Things around us are keep changing. And it is quite easy to see the results. But that process, which basically leads to the results, is often overlooked. We can't clearly realize it, because sometimes the change is too fast and sometimes it’s too slow, and usually it happens only one time.

So, in this exhibition, I focus on the process. I create a room, in which a kinetic process is constantly repeated, so visitors can have a clear recognition of it.
 

In our daily life, there are many things related to “process”. As time goes by constantly, the same moment will never come back. Every single moment includes change, be it even very little.
Weather, temperature etc, are different every day, every minute or even every second. The same even holds for people. And “change” is not only limited to living nature. Desks and chairs, which we touch every day, or even the pen, which you have in your hand right now, are in constant process and change as well. They were made somewhere in this world, later bought somewhere else by someone, carried, worn and sometimes dropped, get scratched…and so on. Changes, which nevertheless are human related.

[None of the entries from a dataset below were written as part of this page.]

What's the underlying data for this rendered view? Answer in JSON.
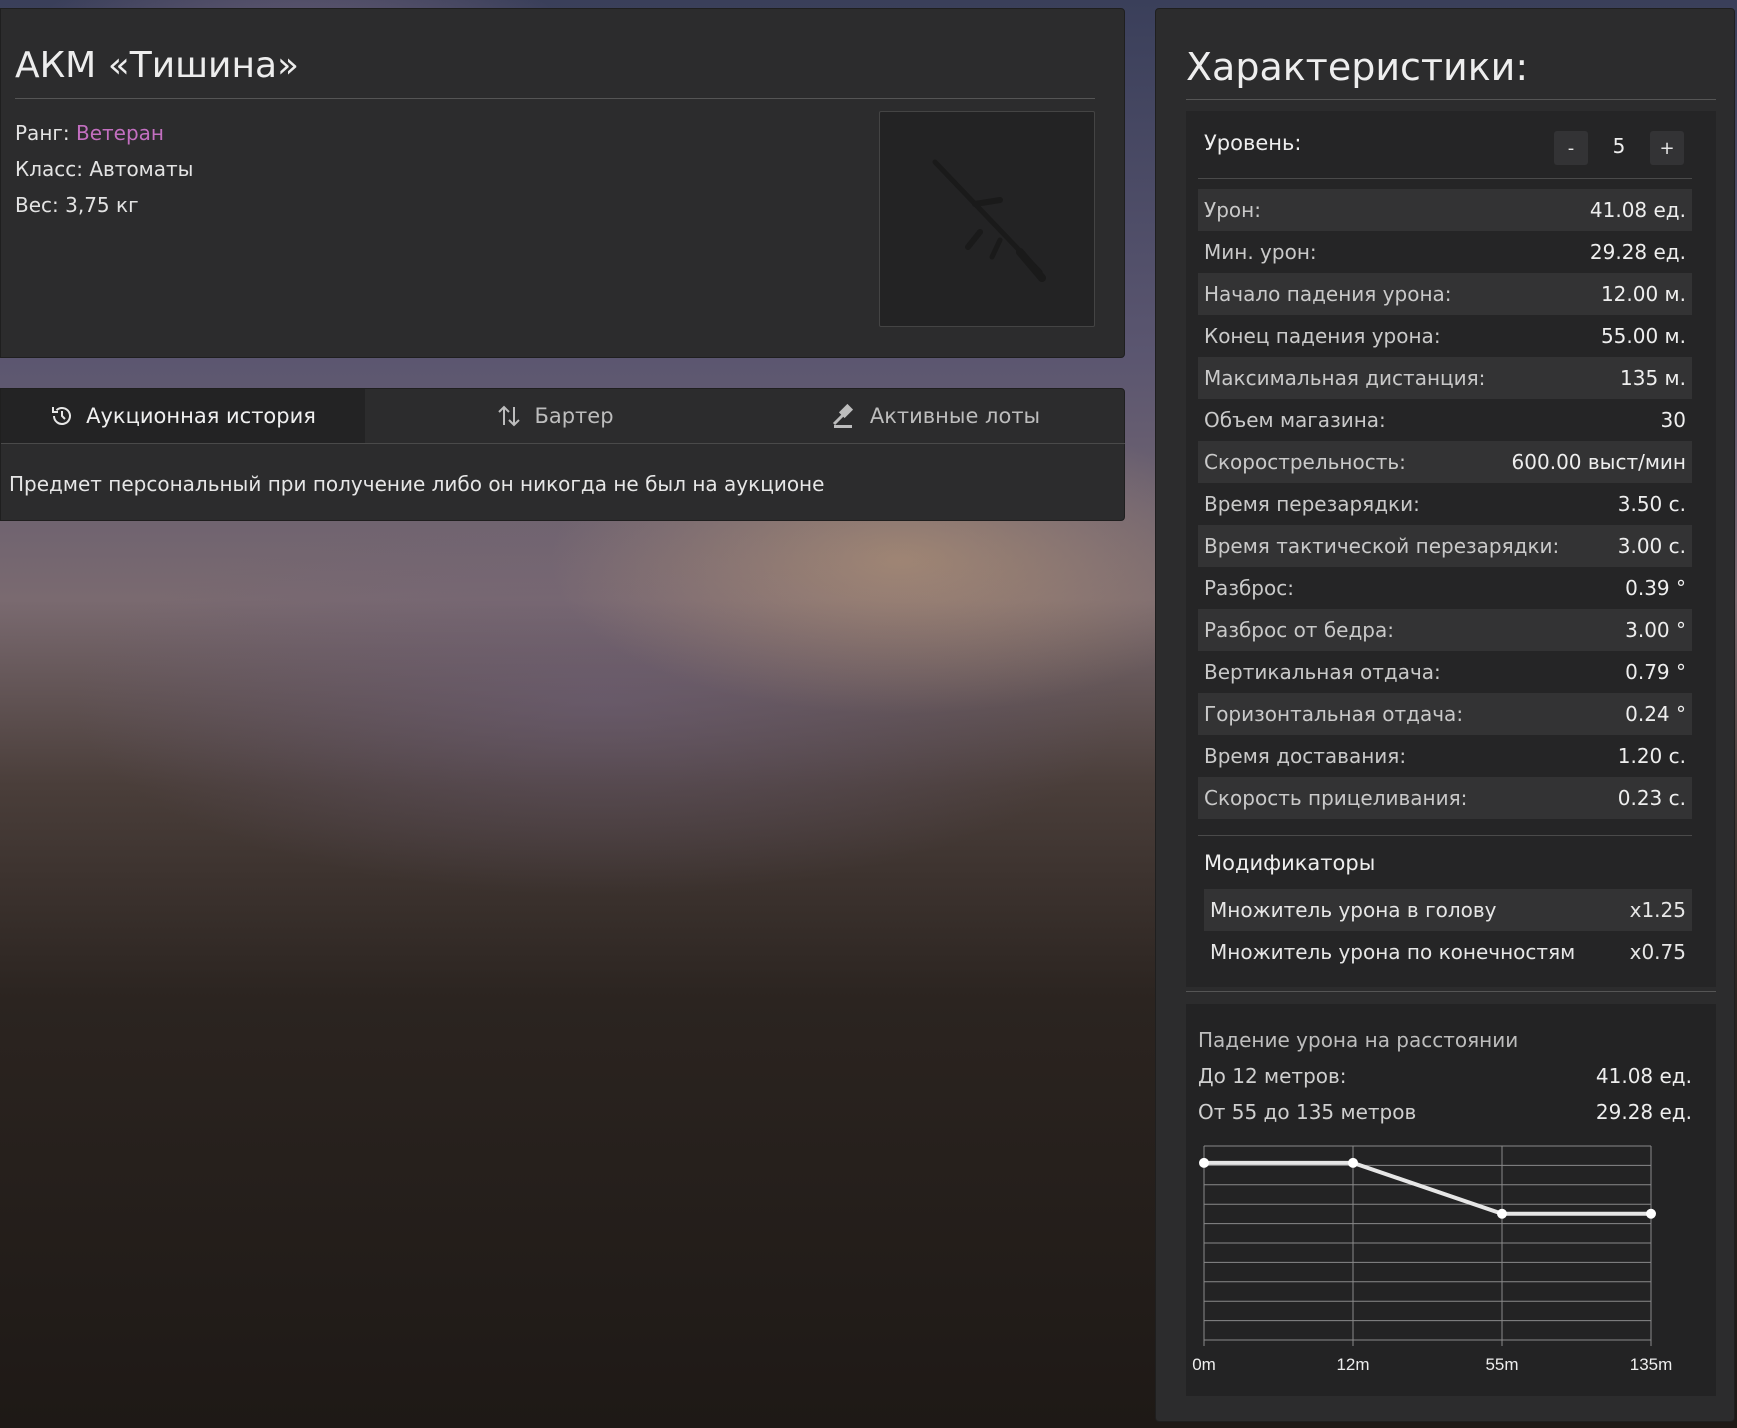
{
  "item": {
    "title": "АКМ «Тишина»",
    "rank_label": "Ранг:",
    "rank_value": "Ветеран",
    "rank_color": "#c36fc0",
    "class_line": "Класс: Автоматы",
    "weight_line": "Вес: 3,75 кг",
    "image_icon": "rifle-icon"
  },
  "tabs": [
    {
      "label": "Аукционная история",
      "icon": "history-icon",
      "active": true
    },
    {
      "label": "Бартер",
      "icon": "swap-arrows-icon",
      "active": false
    },
    {
      "label": "Активные лоты",
      "icon": "gavel-icon",
      "active": false
    }
  ],
  "tab_message": "Предмет персональный при получение либо он никогда не был на аукционе",
  "stats": {
    "title": "Характеристики:",
    "level": {
      "label": "Уровень:",
      "value": "5",
      "minus": "-",
      "plus": "+"
    },
    "rows": [
      {
        "key": "Урон:",
        "value": "41.08 ед."
      },
      {
        "key": "Мин. урон:",
        "value": "29.28 ед."
      },
      {
        "key": "Начало падения урона:",
        "value": "12.00 м."
      },
      {
        "key": "Конец падения урона:",
        "value": "55.00 м."
      },
      {
        "key": "Максимальная дистанция:",
        "value": "135 м."
      },
      {
        "key": "Объем магазина:",
        "value": "30"
      },
      {
        "key": "Скорострельность:",
        "value": "600.00 выст/мин"
      },
      {
        "key": "Время перезарядки:",
        "value": "3.50 с."
      },
      {
        "key": "Время тактической перезарядки:",
        "value": "3.00 с."
      },
      {
        "key": "Разброс:",
        "value": "0.39 °"
      },
      {
        "key": "Разброс от бедра:",
        "value": "3.00 °"
      },
      {
        "key": "Вертикальная отдача:",
        "value": "0.79 °"
      },
      {
        "key": "Горизонтальная отдача:",
        "value": "0.24 °"
      },
      {
        "key": "Время доставания:",
        "value": "1.20 с."
      },
      {
        "key": "Скорость прицеливания:",
        "value": "0.23 с."
      }
    ],
    "modifiers_title": "Модификаторы",
    "modifiers": [
      {
        "key": "Множитель урона в голову",
        "value": "x1.25"
      },
      {
        "key": "Множитель урона по конечностям",
        "value": "x0.75"
      }
    ]
  },
  "falloff": {
    "title": "Падение урона на расстоянии",
    "rows": [
      {
        "key": "До 12 метров:",
        "value": "41.08 ед."
      },
      {
        "key": "От 55 до 135 метров",
        "value": "29.28 ед."
      }
    ]
  },
  "chart_data": {
    "type": "line",
    "categories": [
      "0m",
      "12m",
      "55m",
      "135m"
    ],
    "values": [
      41.08,
      41.08,
      29.28,
      29.28
    ],
    "ylim": [
      0,
      45
    ],
    "grid": true,
    "line_color": "#e6e6e6"
  }
}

In my installation, the process of change is put in the foreground and at the same time dragged into an endless repetition, inducing a different perception of time.

It consists of at least four sets of a man-size spool and a rotating rectangular frame (2x1.5 m), which in constant movement are reeled on and off with a mirror surfaced rubber band. The band moving between them is controlled by a pole, giving it a guide while continuously changing its height.

Sometimes the frame is all uncovered and allows you to look through, with the spool, covered by the band, reaching its maximum expansion. In the other state, the frame transforms to a closed wall, covered with a random pattern of mirroring band. Winding and rewinding the spool/frame will each take around 3 min.

The units are placed in the same distance from each other. Because of the rotation of the walls and their changing extension, you have to find the right moment to find a passage between, sometimes your way is even blocked. Also, when the walls become bigger and thicker while they rotate, the passages between them become narrower. So with his possible or impossible movements the visitor will become a part of the installation
With the mirror coverings the walls also reflect the room and the visitors around. But the mirror band winds around the frame in an irregular pattern. It does not reflect like a normal mirror, and instead deforms and fragments its surroundings. Someone standing in front of the object can see his own figure only in an alienated way. These irregular visual effects contrast with the mirror frame’s regularly spinning movement. In this configuration the visitors can recognize not only the wall spinning process but also the waiting moment itself.

The rotating and changing mirrors of the installation have another effect: it can easily adapt to different environments and is even designed to interact with various spaces and surroundings. It can be placed both inside and outside, reflecting and interfering with our daily lives. The immediate environment becomes part of it. Even if you choose to put it in an inside room, it may reflect the outside from the window. Wandering through the installation, the division between inside and outside gets blurred.

The installation draws the visitor into another “time space”. It resorbs elements of the outer space with its standardized, linear time regime and transfers them into a repetitive yet constantly changing process, replacing our normal perception of time by a circular, ever changing movement without beginning and ending.